PROBLEM TO SOLVE:
Among the entries that follow, find every line with the word "screenshot" and copy it.

────────

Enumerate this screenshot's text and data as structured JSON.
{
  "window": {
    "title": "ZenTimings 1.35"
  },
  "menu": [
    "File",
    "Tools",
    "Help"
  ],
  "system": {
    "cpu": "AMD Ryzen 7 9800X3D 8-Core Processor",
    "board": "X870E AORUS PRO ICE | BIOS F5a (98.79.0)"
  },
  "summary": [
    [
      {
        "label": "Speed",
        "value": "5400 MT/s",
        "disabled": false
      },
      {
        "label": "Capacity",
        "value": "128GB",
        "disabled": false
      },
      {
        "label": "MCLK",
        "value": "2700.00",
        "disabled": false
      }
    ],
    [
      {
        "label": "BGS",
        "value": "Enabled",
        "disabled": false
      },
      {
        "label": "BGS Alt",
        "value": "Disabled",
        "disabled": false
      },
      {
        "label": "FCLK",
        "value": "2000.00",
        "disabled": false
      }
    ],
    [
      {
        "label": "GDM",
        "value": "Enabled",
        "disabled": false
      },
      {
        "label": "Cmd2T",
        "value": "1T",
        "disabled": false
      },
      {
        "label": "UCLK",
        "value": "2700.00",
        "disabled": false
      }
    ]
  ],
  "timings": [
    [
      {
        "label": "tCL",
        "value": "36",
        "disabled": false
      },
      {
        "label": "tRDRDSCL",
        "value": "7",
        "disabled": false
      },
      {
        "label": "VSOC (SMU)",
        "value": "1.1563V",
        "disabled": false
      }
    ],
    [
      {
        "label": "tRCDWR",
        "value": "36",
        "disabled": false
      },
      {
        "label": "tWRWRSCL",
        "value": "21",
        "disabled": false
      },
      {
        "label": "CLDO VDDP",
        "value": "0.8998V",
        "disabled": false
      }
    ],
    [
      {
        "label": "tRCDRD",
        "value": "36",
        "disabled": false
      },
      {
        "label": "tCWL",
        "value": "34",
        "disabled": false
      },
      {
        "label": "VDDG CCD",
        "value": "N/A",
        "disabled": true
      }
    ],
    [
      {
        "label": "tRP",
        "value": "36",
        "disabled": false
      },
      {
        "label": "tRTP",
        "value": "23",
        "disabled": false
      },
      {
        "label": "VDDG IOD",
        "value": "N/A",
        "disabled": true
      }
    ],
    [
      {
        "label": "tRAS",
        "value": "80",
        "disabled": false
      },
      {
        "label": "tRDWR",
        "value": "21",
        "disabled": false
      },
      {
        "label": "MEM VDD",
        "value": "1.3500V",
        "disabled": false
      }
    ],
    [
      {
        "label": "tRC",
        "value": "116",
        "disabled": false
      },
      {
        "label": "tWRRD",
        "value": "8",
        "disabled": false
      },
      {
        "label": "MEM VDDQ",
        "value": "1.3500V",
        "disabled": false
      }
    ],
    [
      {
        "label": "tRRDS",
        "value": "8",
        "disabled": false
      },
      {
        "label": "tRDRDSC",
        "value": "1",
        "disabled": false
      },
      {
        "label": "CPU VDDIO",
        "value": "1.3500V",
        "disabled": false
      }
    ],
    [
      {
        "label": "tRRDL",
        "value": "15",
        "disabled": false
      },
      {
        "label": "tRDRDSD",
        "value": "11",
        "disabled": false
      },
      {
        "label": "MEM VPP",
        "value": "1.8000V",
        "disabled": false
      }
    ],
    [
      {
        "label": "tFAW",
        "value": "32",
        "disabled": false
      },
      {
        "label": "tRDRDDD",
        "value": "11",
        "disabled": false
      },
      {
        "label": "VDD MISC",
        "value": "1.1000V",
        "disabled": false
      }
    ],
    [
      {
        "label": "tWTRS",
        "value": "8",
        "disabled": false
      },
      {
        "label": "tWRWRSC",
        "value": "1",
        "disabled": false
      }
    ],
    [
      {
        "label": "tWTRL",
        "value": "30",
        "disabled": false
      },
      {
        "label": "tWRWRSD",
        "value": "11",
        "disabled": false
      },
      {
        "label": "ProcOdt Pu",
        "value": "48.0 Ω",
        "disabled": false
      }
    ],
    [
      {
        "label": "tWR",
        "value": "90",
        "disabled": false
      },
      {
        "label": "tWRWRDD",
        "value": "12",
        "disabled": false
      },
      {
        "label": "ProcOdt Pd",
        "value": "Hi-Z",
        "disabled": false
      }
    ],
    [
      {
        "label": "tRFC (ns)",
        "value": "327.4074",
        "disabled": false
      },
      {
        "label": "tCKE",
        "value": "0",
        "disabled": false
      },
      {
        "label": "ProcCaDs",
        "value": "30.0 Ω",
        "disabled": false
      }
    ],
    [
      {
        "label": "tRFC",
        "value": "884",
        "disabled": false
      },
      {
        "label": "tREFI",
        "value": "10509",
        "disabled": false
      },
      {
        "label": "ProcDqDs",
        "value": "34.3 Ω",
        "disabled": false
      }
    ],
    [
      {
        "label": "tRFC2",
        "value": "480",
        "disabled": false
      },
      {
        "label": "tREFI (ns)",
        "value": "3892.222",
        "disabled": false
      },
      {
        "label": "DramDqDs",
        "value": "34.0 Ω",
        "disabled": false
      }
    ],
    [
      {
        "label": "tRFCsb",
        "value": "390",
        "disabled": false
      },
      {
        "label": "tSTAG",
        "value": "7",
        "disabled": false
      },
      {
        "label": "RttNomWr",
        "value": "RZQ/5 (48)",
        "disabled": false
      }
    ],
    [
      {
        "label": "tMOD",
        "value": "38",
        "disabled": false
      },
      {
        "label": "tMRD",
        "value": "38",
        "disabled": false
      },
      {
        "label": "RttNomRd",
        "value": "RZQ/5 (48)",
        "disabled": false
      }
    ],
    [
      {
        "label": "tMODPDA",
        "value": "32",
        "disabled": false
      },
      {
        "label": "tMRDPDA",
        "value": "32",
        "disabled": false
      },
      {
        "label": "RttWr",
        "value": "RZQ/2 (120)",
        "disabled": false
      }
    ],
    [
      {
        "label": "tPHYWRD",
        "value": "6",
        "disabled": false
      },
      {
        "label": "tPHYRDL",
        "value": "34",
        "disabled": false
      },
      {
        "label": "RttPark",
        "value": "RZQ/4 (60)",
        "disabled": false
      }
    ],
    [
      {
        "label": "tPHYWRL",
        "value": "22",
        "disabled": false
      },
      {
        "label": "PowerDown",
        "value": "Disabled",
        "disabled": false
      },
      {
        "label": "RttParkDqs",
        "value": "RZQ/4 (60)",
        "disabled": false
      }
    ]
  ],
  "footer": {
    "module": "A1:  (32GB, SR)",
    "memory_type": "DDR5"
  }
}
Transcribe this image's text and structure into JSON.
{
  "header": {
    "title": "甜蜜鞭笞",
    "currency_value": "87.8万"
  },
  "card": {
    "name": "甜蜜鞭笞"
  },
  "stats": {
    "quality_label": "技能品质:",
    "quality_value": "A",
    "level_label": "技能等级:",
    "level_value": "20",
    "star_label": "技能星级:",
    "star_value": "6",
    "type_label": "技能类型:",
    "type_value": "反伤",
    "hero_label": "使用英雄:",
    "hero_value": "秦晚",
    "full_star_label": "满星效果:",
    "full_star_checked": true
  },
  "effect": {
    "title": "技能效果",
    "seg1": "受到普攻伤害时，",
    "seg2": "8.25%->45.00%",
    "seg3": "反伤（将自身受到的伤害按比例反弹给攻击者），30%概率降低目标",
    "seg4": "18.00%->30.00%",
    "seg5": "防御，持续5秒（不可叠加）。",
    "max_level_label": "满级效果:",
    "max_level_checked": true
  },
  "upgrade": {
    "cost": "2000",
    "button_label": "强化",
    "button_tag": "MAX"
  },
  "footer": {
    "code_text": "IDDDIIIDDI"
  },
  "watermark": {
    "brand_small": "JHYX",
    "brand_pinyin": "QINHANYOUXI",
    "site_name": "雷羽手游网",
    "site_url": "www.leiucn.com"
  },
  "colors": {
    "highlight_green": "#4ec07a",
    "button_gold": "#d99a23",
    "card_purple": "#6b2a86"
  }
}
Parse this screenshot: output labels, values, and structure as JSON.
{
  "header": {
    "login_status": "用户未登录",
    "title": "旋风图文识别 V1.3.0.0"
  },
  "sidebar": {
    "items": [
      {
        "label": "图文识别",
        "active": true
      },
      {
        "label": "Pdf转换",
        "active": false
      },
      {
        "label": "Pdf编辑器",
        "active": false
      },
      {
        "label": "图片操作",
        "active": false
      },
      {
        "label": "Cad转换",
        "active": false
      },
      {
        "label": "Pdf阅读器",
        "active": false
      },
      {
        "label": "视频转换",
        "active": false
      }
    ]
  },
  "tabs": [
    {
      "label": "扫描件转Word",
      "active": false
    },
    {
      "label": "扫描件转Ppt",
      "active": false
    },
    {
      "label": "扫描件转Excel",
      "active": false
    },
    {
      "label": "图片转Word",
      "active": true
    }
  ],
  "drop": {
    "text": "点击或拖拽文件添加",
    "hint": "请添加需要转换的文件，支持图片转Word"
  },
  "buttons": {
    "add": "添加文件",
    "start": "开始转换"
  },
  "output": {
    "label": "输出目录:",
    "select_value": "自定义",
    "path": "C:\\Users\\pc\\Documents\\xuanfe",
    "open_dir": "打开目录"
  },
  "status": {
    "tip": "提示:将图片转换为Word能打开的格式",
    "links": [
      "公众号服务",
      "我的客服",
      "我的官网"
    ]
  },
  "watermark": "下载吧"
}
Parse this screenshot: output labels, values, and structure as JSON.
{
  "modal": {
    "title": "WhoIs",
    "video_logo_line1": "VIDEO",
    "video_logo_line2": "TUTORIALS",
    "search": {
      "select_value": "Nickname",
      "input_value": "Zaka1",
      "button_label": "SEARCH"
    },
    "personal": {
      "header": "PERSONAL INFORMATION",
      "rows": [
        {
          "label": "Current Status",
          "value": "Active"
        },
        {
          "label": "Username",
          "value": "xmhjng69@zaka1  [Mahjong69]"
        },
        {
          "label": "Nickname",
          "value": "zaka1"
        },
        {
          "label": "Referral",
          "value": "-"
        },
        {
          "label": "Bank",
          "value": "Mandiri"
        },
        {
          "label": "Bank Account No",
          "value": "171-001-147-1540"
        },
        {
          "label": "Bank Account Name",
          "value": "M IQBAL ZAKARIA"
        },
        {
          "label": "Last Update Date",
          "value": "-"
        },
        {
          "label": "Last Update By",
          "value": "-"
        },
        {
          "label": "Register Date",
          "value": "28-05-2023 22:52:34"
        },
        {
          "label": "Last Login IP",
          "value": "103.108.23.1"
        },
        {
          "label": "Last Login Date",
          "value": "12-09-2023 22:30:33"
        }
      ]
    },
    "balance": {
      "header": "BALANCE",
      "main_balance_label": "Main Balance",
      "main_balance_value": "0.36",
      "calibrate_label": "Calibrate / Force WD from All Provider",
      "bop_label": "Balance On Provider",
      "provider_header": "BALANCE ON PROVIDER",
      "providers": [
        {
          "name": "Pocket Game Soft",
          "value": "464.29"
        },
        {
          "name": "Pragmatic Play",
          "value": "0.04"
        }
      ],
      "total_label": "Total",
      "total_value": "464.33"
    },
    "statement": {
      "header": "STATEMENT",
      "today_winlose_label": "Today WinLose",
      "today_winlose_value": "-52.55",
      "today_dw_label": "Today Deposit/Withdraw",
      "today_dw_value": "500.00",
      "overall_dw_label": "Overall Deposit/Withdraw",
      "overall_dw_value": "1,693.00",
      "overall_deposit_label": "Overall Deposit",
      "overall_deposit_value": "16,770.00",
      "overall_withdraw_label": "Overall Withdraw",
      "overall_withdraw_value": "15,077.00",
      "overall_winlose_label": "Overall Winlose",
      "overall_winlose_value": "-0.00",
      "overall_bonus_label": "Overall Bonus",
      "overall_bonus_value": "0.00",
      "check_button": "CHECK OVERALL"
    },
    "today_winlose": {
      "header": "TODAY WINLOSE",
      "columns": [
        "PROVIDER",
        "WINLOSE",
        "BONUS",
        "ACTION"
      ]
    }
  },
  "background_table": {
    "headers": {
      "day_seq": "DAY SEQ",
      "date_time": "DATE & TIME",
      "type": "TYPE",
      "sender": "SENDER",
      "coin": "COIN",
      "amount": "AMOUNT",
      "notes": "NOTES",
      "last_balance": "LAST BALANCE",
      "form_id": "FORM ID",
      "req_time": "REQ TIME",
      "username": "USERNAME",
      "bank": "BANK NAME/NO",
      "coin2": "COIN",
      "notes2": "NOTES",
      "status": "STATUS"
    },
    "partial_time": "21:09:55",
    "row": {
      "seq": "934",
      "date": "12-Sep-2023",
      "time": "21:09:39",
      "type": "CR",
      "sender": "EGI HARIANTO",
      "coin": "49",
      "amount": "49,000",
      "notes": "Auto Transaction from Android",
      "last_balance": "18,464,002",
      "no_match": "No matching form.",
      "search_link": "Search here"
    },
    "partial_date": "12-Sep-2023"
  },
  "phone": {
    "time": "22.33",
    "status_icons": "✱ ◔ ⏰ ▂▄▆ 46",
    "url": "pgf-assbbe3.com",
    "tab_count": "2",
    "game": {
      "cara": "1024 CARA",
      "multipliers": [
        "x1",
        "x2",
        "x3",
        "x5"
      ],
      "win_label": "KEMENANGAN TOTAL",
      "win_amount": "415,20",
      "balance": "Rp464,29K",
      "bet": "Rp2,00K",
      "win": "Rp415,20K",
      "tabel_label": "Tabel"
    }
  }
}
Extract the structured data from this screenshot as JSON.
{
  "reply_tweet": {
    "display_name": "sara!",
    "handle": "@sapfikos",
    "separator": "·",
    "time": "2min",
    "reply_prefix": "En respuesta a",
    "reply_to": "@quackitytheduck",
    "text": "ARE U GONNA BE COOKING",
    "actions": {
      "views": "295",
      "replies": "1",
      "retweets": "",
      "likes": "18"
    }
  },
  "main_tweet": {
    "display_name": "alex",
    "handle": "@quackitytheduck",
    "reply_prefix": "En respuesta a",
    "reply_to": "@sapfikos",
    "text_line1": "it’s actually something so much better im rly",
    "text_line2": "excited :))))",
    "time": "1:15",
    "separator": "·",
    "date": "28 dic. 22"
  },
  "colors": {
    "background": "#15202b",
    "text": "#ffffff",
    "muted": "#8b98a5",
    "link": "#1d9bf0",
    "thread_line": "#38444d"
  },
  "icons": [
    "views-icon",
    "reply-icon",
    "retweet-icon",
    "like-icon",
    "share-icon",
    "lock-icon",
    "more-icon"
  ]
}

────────

RESULT:
Enumerate this screenshot's text and data as structured JSON.
Parse this screenshot: output labels, values, and structure as JSON.
Parse this screenshot: output labels, values, and structure as JSON.
Extract the structured data from this screenshot as JSON.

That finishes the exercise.